This lesson is, admittedly, very unconventional compared to others available at Walk with the Word. This has to do primarily with the fact that, above all else, the Song of Solomon is a “song”. This might be obvious at first glance, but not so obvious when it comes to studying this book, since it should be approached as a single song. After all, it’s difficult to analyze and understand a song overall by only studying one of its verses or just a few of its lines. A song is something which, in reality, needs to be taken in its entirety. And, as a song, it needs to be read and analyzed according to this literary format chosen by God. Poems and songs tend to elaborate on things in a far different manner than plain speech in order to paint a specific picture using a lot of smaller components to the overall contribution. The imagery – and its expanded and repeated use – is intended to convey a sort of “vocabulary” or legend by which to understand the whole.

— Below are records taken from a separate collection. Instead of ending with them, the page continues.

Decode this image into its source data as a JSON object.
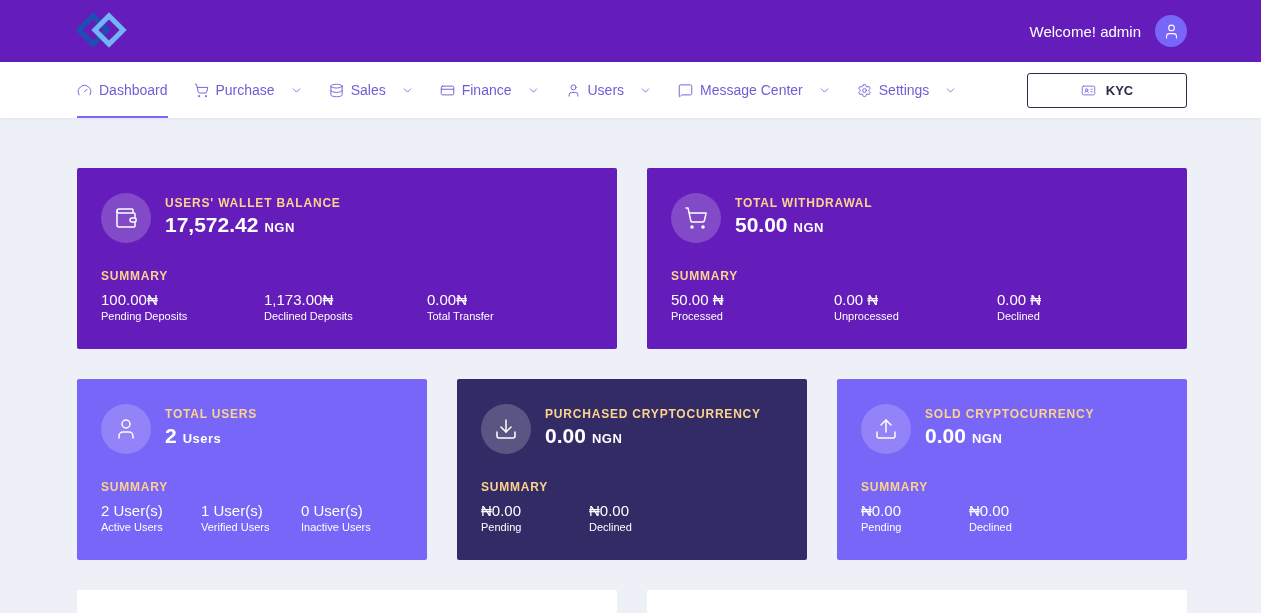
{
  "header": {
    "welcome": "Welcome! admin"
  },
  "nav": [
    {
      "label": "Dashboard",
      "dropdown": false,
      "selected": true
    },
    {
      "label": "Purchase",
      "dropdown": true,
      "selected": false
    },
    {
      "label": "Sales",
      "dropdown": true,
      "selected": false
    },
    {
      "label": "Finance",
      "dropdown": true,
      "selected": false
    },
    {
      "label": "Users",
      "dropdown": true,
      "selected": false
    },
    {
      "label": "Message Center",
      "dropdown": true,
      "selected": false
    },
    {
      "label": "Settings",
      "dropdown": true,
      "selected": false
    }
  ],
  "kyc_button": "KYC",
  "cards": [
    {
      "title": "USERS' WALLET BALANCE",
      "value": "17,572.42",
      "unit": "NGN",
      "color": "#641dbb",
      "summary_label": "SUMMARY",
      "stats": [
        {
          "value": "100.00₦",
          "label": "Pending Deposits"
        },
        {
          "value": "1,173.00₦",
          "label": "Declined Deposits"
        },
        {
          "value": "0.00₦",
          "label": "Total Transfer"
        }
      ]
    },
    {
      "title": "TOTAL WITHDRAWAL",
      "value": "50.00",
      "unit": "NGN",
      "color": "#641dbb",
      "summary_label": "SUMMARY",
      "stats": [
        {
          "value": "50.00 ₦",
          "label": "Processed"
        },
        {
          "value": "0.00 ₦",
          "label": "Unprocessed"
        },
        {
          "value": "0.00 ₦",
          "label": "Declined"
        }
      ]
    },
    {
      "title": "TOTAL USERS",
      "value": "2",
      "unit": "Users",
      "color": "#7766f7",
      "summary_label": "SUMMARY",
      "stats": [
        {
          "value": "2 User(s)",
          "label": "Active Users"
        },
        {
          "value": "1 User(s)",
          "label": "Verified Users"
        },
        {
          "value": "0 User(s)",
          "label": "Inactive Users"
        }
      ]
    },
    {
      "title": "PURCHASED CRYPTOCURRENCY",
      "value": "0.00",
      "unit": "NGN",
      "color": "#332b66",
      "summary_label": "SUMMARY",
      "stats": [
        {
          "value": "₦0.00",
          "label": "Pending"
        },
        {
          "value": "₦0.00",
          "label": "Declined"
        }
      ]
    },
    {
      "title": "SOLD CRYPTOCURRENCY",
      "value": "0.00",
      "unit": "NGN",
      "color": "#7766f7",
      "summary_label": "SUMMARY",
      "stats": [
        {
          "value": "₦0.00",
          "label": "Pending"
        },
        {
          "value": "₦0.00",
          "label": "Declined"
        }
      ]
    }
  ]
}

As you read the whole of the Song of Solomon, consider that Jewish tradition holds that this particular Scripture is to be read during Passover. How does this speak of God’s past, present, and future work in the Passover? Also consider that for Christians, the Song of Solomon is held to be a deeply spiritual telling of Christ’s love and relationship with the Church. Keep these things in mind as you read it, meditating in the Spirit to understand why God included this book in the Bible and its possible teachings for the whole Church at large as well as for you individually.